I'm not an optimist (or a pessimist either). I am just pointing out that the replication crisis, as exposed by such authors as Aarts et al, isn't as wide as sometimes advertised. (And of course there have been widely publicized instances of fraud in some of the problematic areas, which has increased public perception of unreliability.) There is no justification for saying that in cognitive psychology in general, "our gains are puny; our science ill-founded." I don't particularly want to go into substantive arguments about methodology in psych of perception, and I certainly agree that there are pressures to publish (just as there are in medicine and in physics, and even in moral philosophy, for that matter). But I do want to point out that lower sample sizes are tolerated in some fields than others . . . perhaps because the phenomena themselves are assumed to be more uniform across subjects.
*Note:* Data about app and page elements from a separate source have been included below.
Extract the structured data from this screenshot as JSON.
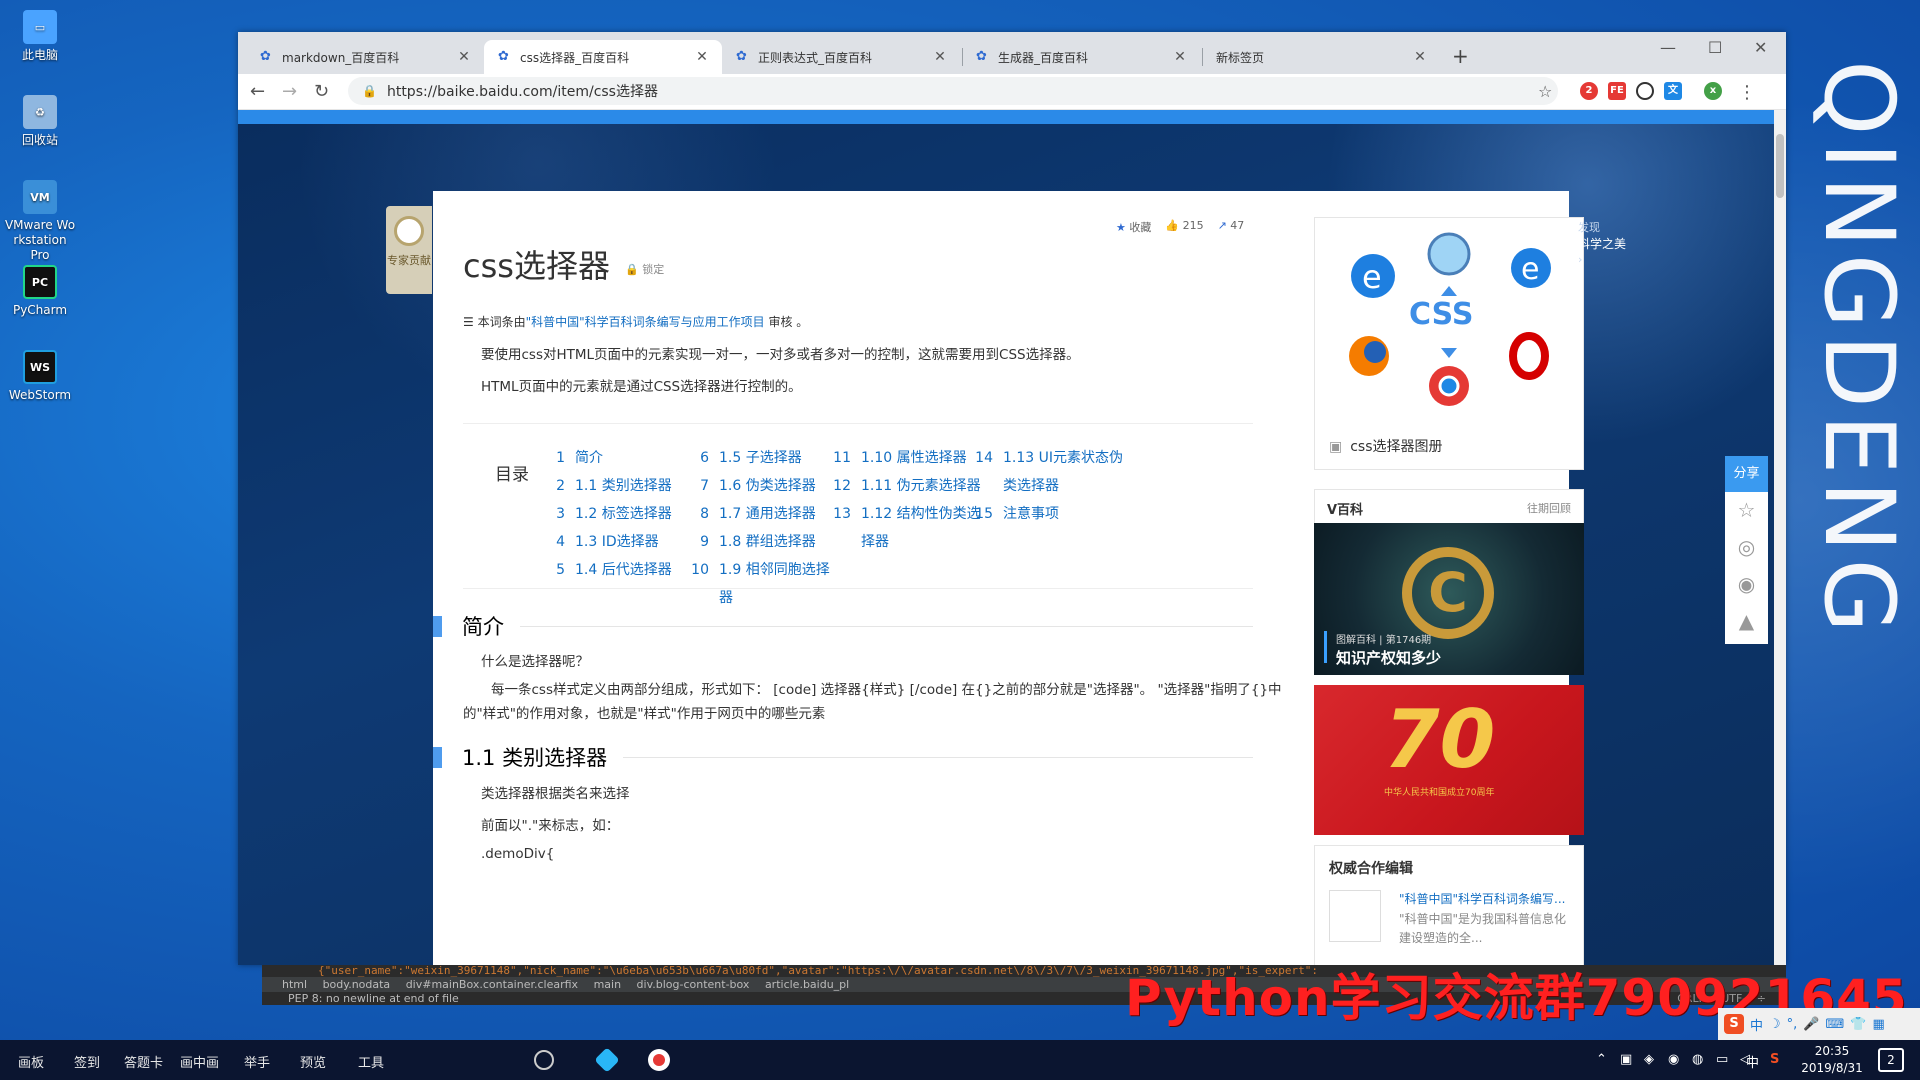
{
  "desktop": {
    "icons": [
      {
        "label": "此电脑",
        "icon": "computer-icon",
        "color": "#4aa3ff"
      },
      {
        "label": "回收站",
        "icon": "recycle-bin-icon",
        "color": "#8fb7e0"
      },
      {
        "label": "VMware Wo rkstation Pro",
        "icon": "vmware-icon",
        "color": "#3a8fd8"
      },
      {
        "label": "PyCharm",
        "icon": "pycharm-icon",
        "color": "#21d789"
      },
      {
        "label": "WebStorm",
        "icon": "webstorm-icon",
        "color": "#1f9ee0"
      }
    ],
    "wallpaper_text": "QINGDENG"
  },
  "browser": {
    "tabs": [
      {
        "title": "markdown_百度百科",
        "active": false
      },
      {
        "title": "css选择器_百度百科",
        "active": true
      },
      {
        "title": "正则表达式_百度百科",
        "active": false
      },
      {
        "title": "生成器_百度百科",
        "active": false
      },
      {
        "title": "新标签页",
        "active": false
      }
    ],
    "url": "https://baike.baidu.com/item/css选择器",
    "extension_badge": "2"
  },
  "page": {
    "expert_label": "专家贡献",
    "title": "css选择器",
    "lock_label": "锁定",
    "stats": {
      "favorite": "收藏",
      "likes": "215",
      "shares": "47"
    },
    "review_prefix": "本词条由",
    "review_link": "\"科普中国\"科学百科词条编写与应用工作项目",
    "review_suffix": "审核 。",
    "intro_1": "要使用css对HTML页面中的元素实现一对一，一对多或者多对一的控制，这就需要用到CSS选择器。",
    "intro_2": "HTML页面中的元素就是通过CSS选择器进行控制的。",
    "toc_title": "目录",
    "toc": [
      [
        {
          "n": "1",
          "label": "简介"
        },
        {
          "n": "2",
          "label": "1.1 类别选择器"
        },
        {
          "n": "3",
          "label": "1.2 标签选择器"
        },
        {
          "n": "4",
          "label": "1.3 ID选择器"
        },
        {
          "n": "5",
          "label": "1.4 后代选择器"
        }
      ],
      [
        {
          "n": "6",
          "label": "1.5 子选择器"
        },
        {
          "n": "7",
          "label": "1.6 伪类选择器"
        },
        {
          "n": "8",
          "label": "1.7 通用选择器"
        },
        {
          "n": "9",
          "label": "1.8 群组选择器"
        },
        {
          "n": "10",
          "label": "1.9 相邻同胞选择器"
        }
      ],
      [
        {
          "n": "11",
          "label": "1.10 属性选择器"
        },
        {
          "n": "12",
          "label": "1.11 伪元素选择器"
        },
        {
          "n": "13",
          "label": "1.12 结构性伪类选择器"
        }
      ],
      [
        {
          "n": "14",
          "label": "1.13 UI元素状态伪类选择器"
        },
        {
          "n": "15",
          "label": "注意事项"
        }
      ]
    ],
    "section_intro": "简介",
    "intro_q": "什么是选择器呢？",
    "intro_body": "每一条css样式定义由两部分组成，形式如下： [code] 选择器{样式} [/code] 在{}之前的部分就是\"选择器\"。 \"选择器\"指明了{}中的\"样式\"的作用对象，也就是\"样式\"作用于网页中的哪些元素",
    "section_1_1": "1.1 类别选择器",
    "s11_p1": "类选择器根据类名来选择",
    "s11_p2": "前面以\".\"来标志，如：",
    "s11_p3": ".demoDiv{",
    "album_caption": "css选择器图册",
    "album_badge": "CSS",
    "vbaike_title": "V百科",
    "vbaike_more": "往期回顾",
    "vbaike_meta": "图解百科 | 第1746期",
    "vbaike_headline": "知识产权知多少",
    "red_banner_num": "70",
    "red_banner_sub": "中华人民共和国成立70周年",
    "coop_title": "权威合作编辑",
    "coop_link": "\"科普中国\"科学百科词条编写...",
    "coop_desc": "\"科普中国\"是为我国科普信息化建设塑造的全...",
    "discover_label": "发现",
    "discover_title": "科学之美",
    "share_label": "分享"
  },
  "ide": {
    "code_line": "{\"user_name\":\"weixin_39671148\",\"nick_name\":\"\\u6eba\\u653b\\u667a\\u80fd\",\"avatar\":\"https:\\/\\/avatar.csdn.net\\/8\\/3\\/7\\/3_weixin_39671148.jpg\",\"is_expert\":",
    "crumbs": [
      "html",
      "body.nodata",
      "div#mainBox.container.clearfix",
      "main",
      "div.blog-content-box",
      "article.baidu_pl"
    ],
    "status": "PEP 8: no newline at end of file",
    "right": "CRLF ÷  UTF-8 ÷"
  },
  "watermark": "Python学习交流群790921645",
  "ime": {
    "lang": "中"
  },
  "taskbar": {
    "items": [
      "画板",
      "签到",
      "答题卡",
      "画中画",
      "举手",
      "预览",
      "工具"
    ],
    "tray_lang": "中",
    "time": "20:35",
    "date": "2019/8/31",
    "notifications": "2"
  }
}
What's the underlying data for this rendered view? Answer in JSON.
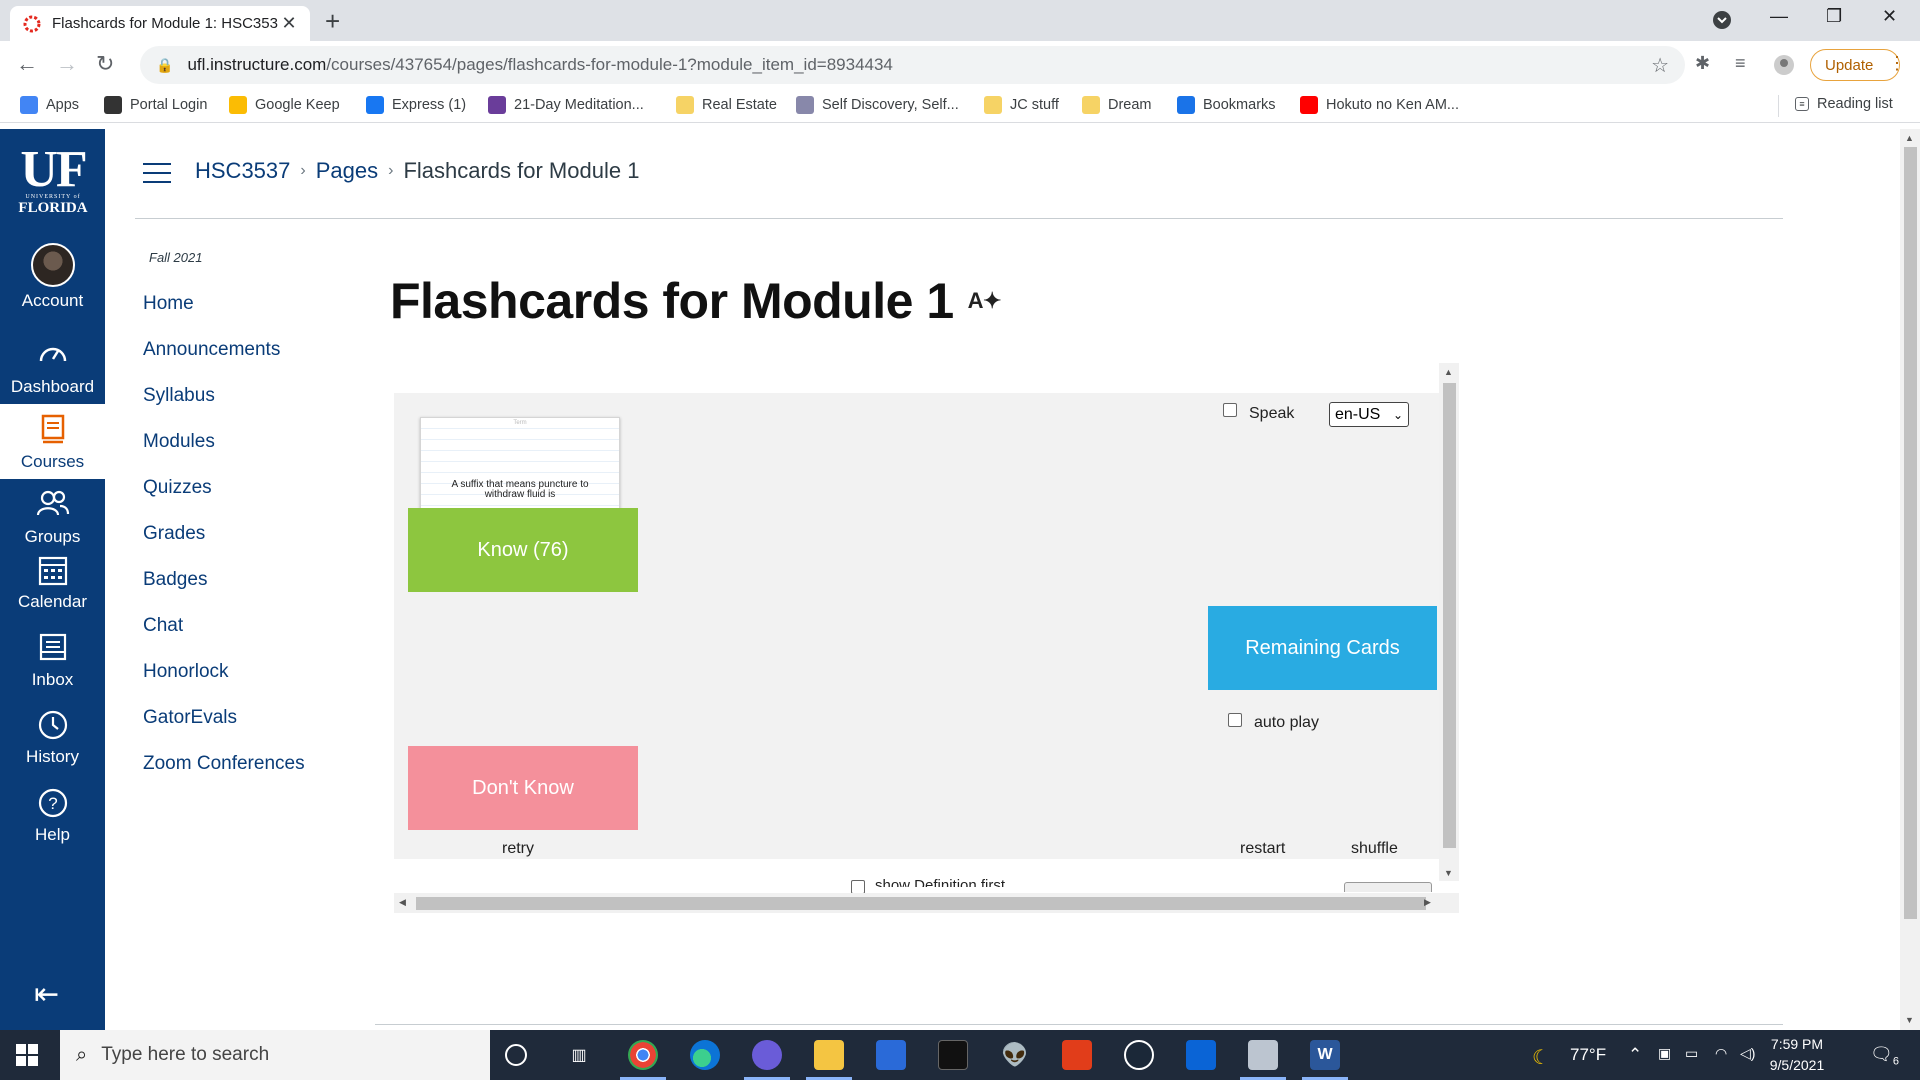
{
  "browser": {
    "tab_title": "Flashcards for Module 1: HSC353",
    "tab_close": "✕",
    "new_tab": "+",
    "url_domain": "ufl.instructure.com",
    "url_path": "/courses/437654/pages/flashcards-for-module-1?module_item_id=8934434",
    "update_label": "Update",
    "bookmarks": [
      {
        "label": "Apps",
        "icon": "apps-grid-icon",
        "color": "#4285f4"
      },
      {
        "label": "Portal Login",
        "icon": "arrow-icon",
        "color": "#333333"
      },
      {
        "label": "Google Keep",
        "icon": "keep-icon",
        "color": "#fbbc04"
      },
      {
        "label": "Express (1)",
        "icon": "facebook-icon",
        "color": "#1877f2"
      },
      {
        "label": "21-Day Meditation...",
        "icon": "meditation-icon",
        "color": "#6a3d9a"
      },
      {
        "label": "Real Estate",
        "icon": "folder-icon",
        "color": "#f6d365"
      },
      {
        "label": "Self Discovery, Self...",
        "icon": "site-icon",
        "color": "#8888aa"
      },
      {
        "label": "JC stuff",
        "icon": "folder-icon",
        "color": "#f6d365"
      },
      {
        "label": "Dream",
        "icon": "folder-icon",
        "color": "#f6d365"
      },
      {
        "label": "Bookmarks",
        "icon": "star-icon",
        "color": "#1a73e8"
      },
      {
        "label": "Hokuto no Ken AM...",
        "icon": "youtube-icon",
        "color": "#ff0000"
      }
    ],
    "reading_list": "Reading list"
  },
  "globalnav": {
    "logo_uf": "UF",
    "logo_university": "UNIVERSITY of",
    "logo_florida": "FLORIDA",
    "items": [
      {
        "label": "Account",
        "icon": "avatar-icon"
      },
      {
        "label": "Dashboard",
        "icon": "dashboard-icon"
      },
      {
        "label": "Courses",
        "icon": "courses-icon"
      },
      {
        "label": "Groups",
        "icon": "groups-icon"
      },
      {
        "label": "Calendar",
        "icon": "calendar-icon"
      },
      {
        "label": "Inbox",
        "icon": "inbox-icon"
      },
      {
        "label": "History",
        "icon": "history-icon"
      },
      {
        "label": "Help",
        "icon": "help-icon"
      }
    ]
  },
  "breadcrumb": {
    "course": "HSC3537",
    "section": "Pages",
    "page": "Flashcards for Module 1",
    "sep": "›"
  },
  "coursenav": {
    "term": "Fall 2021",
    "items": [
      "Home",
      "Announcements",
      "Syllabus",
      "Modules",
      "Quizzes",
      "Grades",
      "Badges",
      "Chat",
      "Honorlock",
      "GatorEvals",
      "Zoom Conferences"
    ]
  },
  "page": {
    "title": "Flashcards for Module 1"
  },
  "flashcards": {
    "card_label": "Term",
    "card_text": "A suffix that means puncture to withdraw fluid is",
    "know_label": "Know (76)",
    "dont_know_label": "Don't Know",
    "remaining_label": "Remaining Cards",
    "speak_label": "Speak",
    "language": "en-US",
    "autoplay_label": "auto play",
    "retry_label": "retry",
    "restart_label": "restart",
    "shuffle_label": "shuffle",
    "definition_first_label": "show Definition first",
    "colors": {
      "know": "#8dc63f",
      "dont_know": "#f4909b",
      "remaining": "#29abe2"
    }
  },
  "taskbar": {
    "search_placeholder": "Type here to search",
    "weather": "77°F",
    "time": "7:59 PM",
    "date": "9/5/2021",
    "notifications": "6"
  }
}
So for example with metacontrast or colour opponency studies, the sample is sometimes just the authors themselves plus a few grad students. Look at the classic studies by Hurwich and Jameson. These studies have never been challenged, and are considered well-established.
This is a very broad attack, seemingly motivated by broad scepticism regarding ANY attempt to understand the mind empirically. It's worth noting the area of psychology in which replication has proved to be a problem: studies of unconscious influences on personal attitudes such as belief, evaluation, motivation, and social behaviour. Thus, the Open Science Collaboration (Aarts et al) write that their sample of 100 problematic psychology articles were "coded as representing cognitive (n = 43 studies) or social-personality (n = 57 studies)." Is there a corresponding problem in e.g. perceptual psychology? For example, in the experiments that use statistical methods (and excluding brain-probing methods such as single neuron or MRI studies) on visual attention, perceptual illusions, cross-modal effects etc? I think not. Psychology isn't in crisis; social psychology isn't the whole of the discipline.
I'd like to second Chris. Whenever I have written to Ed and/or a subject editor, they have responded thoughtfully and made conscientious efforts to look into my points. I think revisions have ensued, at least on one occasion. There's no reason simply to live with what you're given.
It seems to me that if you pay for a service, you are injured if the service is not performed with due care. So, you must be saying either that Stanford did act with reasonable diligence and due care (and that the injury was just bad luck), or that the law, as written, does not prevent them from injuring people in this way. I wonder which.